Spotify playlists: a simple way to get creative, curate a music collection, and promote your music to new and existing fans
[This article is about promoting your music through Spotify playlists that you create yourself. For information about getting your songs added to other peoples’ playlists, click HERE.]
Last month I performed more than sixty different songs across seven nights at a residency in Portland, Oregon. In preparation, I’d actually learned (or relearned) more than eighty five songs. It was fun to dust off so many older cover songs and originals, and to try out a bunch of new songs too.
A surprising number of people made it out multiple times that week (the trophy goes to someone who was there five nights) but since no attendee was likely to be there all week long, CD Baby’s VP of Marketing Kevin Breuner suggested I make a Spotify playlist of all the songs from all the nights, both covers and originals, to share for those who felt like they might’ve missed out.
So this morning I did.
I put together all the songs I could find on Spotify, and created this playlist of original indie-pop songs, David Bowie covers, Harry Nilsson tunes, Katy Perry, Danny Kaye, Erik Satie, old American standards, and many more:
Making your own playlists
There are multiple ways to create playlists these days, and tools like Soundrop make it simple to sync the playlists you create in Spotify with Deezer and YouTube too.
But for the purposes of this article, I kept it simple and created my playlist within Spotify’s desktop app on my Mac.
Click HERE for instructions if you’re using iPhone, iPad, Windows, Android, etc.
What kinds of playlists can you create?
Really, it’s limited only by your imagination. Here’s a few options though:
* Set lists of your shows (including originals and covers)
* Music by your influences (plus your own songs that best highlight that influence)
* Music you’re listening to on tour (can be changed daily)
* Songs arranged according to mood or theme (with a handful of your songs sprinkled in)
* Your greatest hits
Remember, collaborative playlists are also a great way to get your fans involved: they can weigh in on song choices for future shows, recommend some new artists you should check out, etc. And you can always team up with other artists to cross-promote your music: you put their songs on your playlist, and ask them to include a song of yours on their next playlist.

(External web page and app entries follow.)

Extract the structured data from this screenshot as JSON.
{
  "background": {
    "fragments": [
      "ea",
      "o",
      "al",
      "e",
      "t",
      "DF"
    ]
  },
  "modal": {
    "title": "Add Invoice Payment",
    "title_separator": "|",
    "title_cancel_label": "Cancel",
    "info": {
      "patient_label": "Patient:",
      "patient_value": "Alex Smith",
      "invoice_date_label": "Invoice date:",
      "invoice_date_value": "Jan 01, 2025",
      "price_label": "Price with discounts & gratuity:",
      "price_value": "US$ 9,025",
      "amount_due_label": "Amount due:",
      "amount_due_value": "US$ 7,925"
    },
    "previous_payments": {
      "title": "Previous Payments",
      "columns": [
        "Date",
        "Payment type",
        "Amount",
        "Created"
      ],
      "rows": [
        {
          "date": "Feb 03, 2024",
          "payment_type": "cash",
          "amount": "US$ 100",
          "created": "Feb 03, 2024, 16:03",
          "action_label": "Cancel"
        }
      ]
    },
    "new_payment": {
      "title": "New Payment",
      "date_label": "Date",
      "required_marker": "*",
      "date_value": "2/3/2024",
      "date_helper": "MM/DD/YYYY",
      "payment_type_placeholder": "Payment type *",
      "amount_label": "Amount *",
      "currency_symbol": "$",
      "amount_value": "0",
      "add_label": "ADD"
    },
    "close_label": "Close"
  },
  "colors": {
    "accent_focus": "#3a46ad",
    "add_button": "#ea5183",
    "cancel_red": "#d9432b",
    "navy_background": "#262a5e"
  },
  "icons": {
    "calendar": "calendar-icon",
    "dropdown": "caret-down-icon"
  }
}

So WHEN should you be building and sharing new playlists? Well, because playlists are so flexible thematically, you really can create a new one whenever there’s an upcoming event you’d like to promote (in a somewhat passive way): an album release, tour, important show, video launch, when your musical heroes are coming through town, etc.
Creating your Spotify playlist
1. Come up with a theme!
Think about how you want to organize songs. This decision will effect lots of stuff to follow: the audience, whether your playlist will find listeners through search/keywords or if it’s intended primarily for your existing fans, the length of the playlist, etc.
2. Once you’ve opened Spotify, click “New Playlist”
3. Name your playlist and give it a description/image
Think about searchability, keywords, and writing an enticing description…
4. Figure out if the playlist should be collaborative
If you want your fans and fellow musicians to contribute to or edit your playlist, click the menu button to the right of the green “Play/Pause” button, then select “Collaborative Playlist” from the dropdown menu.
5. Choose the length
If your theme is ‘set lists’ (or in my case, the set lists of an entire residency) the length of your playlist is pretty much determined for you. But otherwise, I’d recommend keeping it to 10-15 songs, just because attention spans wane after about an hour.
6. Pick the songs
Now’s the fun part (and maybe you already did this before clicking to create the playlist): figure out what songs you want to feature. Then…
7. Make your mix
Search for the song on Spotify. Once found, you can add the song to your playlist by either dragging it into the playlist (in the left-hand sidebar) or click on the menu button, selecting “Add to Playlist” from the dropdown menu, and then choosing the playlist destination. Repeat this process for each song you want to add until it’s time to…
8. Share it!
You can either copy the playlist link for social sharing, embed the playlist on your website, or share directly from Spotify.
Here’s how it appears when you copy the playlist link directly into a Facebook post:
Well, now my playlist is live. We’ll see how it does! Take a listen HERE. And if you’ve created a playlist around an interesting theme, feel free to share a link in the comments below.
Download our FREE guide — “Getting Your Songs on Spotify Playlists — with proven DIY strategies for playlist success.